*** Opening of RECORDS FOR THE EXERCISE ***
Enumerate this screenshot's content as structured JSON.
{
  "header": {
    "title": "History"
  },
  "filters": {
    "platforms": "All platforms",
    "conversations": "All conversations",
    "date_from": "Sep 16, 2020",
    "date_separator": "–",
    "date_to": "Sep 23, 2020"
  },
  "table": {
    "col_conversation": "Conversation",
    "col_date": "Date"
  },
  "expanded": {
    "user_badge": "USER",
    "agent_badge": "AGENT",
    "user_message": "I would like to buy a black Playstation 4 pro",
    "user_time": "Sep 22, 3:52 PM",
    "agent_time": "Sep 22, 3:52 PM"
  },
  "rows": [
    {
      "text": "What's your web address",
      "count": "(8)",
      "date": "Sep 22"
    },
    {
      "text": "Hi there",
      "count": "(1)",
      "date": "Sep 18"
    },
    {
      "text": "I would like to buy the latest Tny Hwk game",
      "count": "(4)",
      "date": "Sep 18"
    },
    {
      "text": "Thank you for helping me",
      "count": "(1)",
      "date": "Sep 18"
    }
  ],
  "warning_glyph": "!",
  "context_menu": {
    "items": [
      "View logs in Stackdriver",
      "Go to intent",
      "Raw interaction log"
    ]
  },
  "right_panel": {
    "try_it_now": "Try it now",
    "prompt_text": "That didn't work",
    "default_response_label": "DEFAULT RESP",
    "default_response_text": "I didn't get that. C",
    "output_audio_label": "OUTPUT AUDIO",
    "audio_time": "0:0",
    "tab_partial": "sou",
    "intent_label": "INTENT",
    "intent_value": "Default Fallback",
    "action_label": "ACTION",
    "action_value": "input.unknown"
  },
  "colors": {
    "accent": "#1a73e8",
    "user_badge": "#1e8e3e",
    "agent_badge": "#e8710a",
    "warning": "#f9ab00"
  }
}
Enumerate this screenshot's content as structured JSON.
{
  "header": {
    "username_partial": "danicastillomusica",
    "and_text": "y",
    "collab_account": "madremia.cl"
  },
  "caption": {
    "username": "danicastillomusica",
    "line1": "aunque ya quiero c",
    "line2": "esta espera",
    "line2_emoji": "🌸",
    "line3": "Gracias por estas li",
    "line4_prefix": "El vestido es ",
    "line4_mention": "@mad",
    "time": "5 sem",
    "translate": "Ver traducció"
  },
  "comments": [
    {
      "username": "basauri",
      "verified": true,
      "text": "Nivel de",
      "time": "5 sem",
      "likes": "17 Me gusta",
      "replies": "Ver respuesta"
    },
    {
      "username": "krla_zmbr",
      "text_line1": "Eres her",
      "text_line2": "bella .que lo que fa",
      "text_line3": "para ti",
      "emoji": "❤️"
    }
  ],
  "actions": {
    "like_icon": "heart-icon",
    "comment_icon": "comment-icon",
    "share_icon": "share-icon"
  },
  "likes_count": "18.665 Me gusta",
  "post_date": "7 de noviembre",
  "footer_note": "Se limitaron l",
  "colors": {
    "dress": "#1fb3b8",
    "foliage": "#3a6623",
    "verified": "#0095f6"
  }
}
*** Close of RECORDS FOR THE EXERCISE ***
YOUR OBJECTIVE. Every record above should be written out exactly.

SOLUTION.
Enumerate this screenshot's content as structured JSON.
{
  "header": {
    "title": "History"
  },
  "filters": {
    "platforms": "All platforms",
    "conversations": "All conversations",
    "date_from": "Sep 16, 2020",
    "date_separator": "–",
    "date_to": "Sep 23, 2020"
  },
  "table": {
    "col_conversation": "Conversation",
    "col_date": "Date"
  },
  "expanded": {
    "user_badge": "USER",
    "agent_badge": "AGENT",
    "user_message": "I would like to buy a black Playstation 4 pro",
    "user_time": "Sep 22, 3:52 PM",
    "agent_time": "Sep 22, 3:52 PM"
  },
  "rows": [
    {
      "text": "What's your web address",
      "count": "(8)",
      "date": "Sep 22"
    },
    {
      "text": "Hi there",
      "count": "(1)",
      "date": "Sep 18"
    },
    {
      "text": "I would like to buy the latest Tny Hwk game",
      "count": "(4)",
      "date": "Sep 18"
    },
    {
      "text": "Thank you for helping me",
      "count": "(1)",
      "date": "Sep 18"
    }
  ],
  "warning_glyph": "!",
  "context_menu": {
    "items": [
      "View logs in Stackdriver",
      "Go to intent",
      "Raw interaction log"
    ]
  },
  "right_panel": {
    "try_it_now": "Try it now",
    "prompt_text": "That didn't work",
    "default_response_label": "DEFAULT RESP",
    "default_response_text": "I didn't get that. C",
    "output_audio_label": "OUTPUT AUDIO",
    "audio_time": "0:0",
    "tab_partial": "sou",
    "intent_label": "INTENT",
    "intent_value": "Default Fallback",
    "action_label": "ACTION",
    "action_value": "input.unknown"
  },
  "colors": {
    "accent": "#1a73e8",
    "user_badge": "#1e8e3e",
    "agent_badge": "#e8710a",
    "warning": "#f9ab00"
  }
}
Enumerate this screenshot's content as structured JSON.
{
  "header": {
    "username_partial": "danicastillomusica",
    "and_text": "y",
    "collab_account": "madremia.cl"
  },
  "caption": {
    "username": "danicastillomusica",
    "line1": "aunque ya quiero c",
    "line2": "esta espera",
    "line2_emoji": "🌸",
    "line3": "Gracias por estas li",
    "line4_prefix": "El vestido es ",
    "line4_mention": "@mad",
    "time": "5 sem",
    "translate": "Ver traducció"
  },
  "comments": [
    {
      "username": "basauri",
      "verified": true,
      "text": "Nivel de",
      "time": "5 sem",
      "likes": "17 Me gusta",
      "replies": "Ver respuesta"
    },
    {
      "username": "krla_zmbr",
      "text_line1": "Eres her",
      "text_line2": "bella .que lo que fa",
      "text_line3": "para ti",
      "emoji": "❤️"
    }
  ],
  "actions": {
    "like_icon": "heart-icon",
    "comment_icon": "comment-icon",
    "share_icon": "share-icon"
  },
  "likes_count": "18.665 Me gusta",
  "post_date": "7 de noviembre",
  "footer_note": "Se limitaron l",
  "colors": {
    "dress": "#1fb3b8",
    "foliage": "#3a6623",
    "verified": "#0095f6"
  }
}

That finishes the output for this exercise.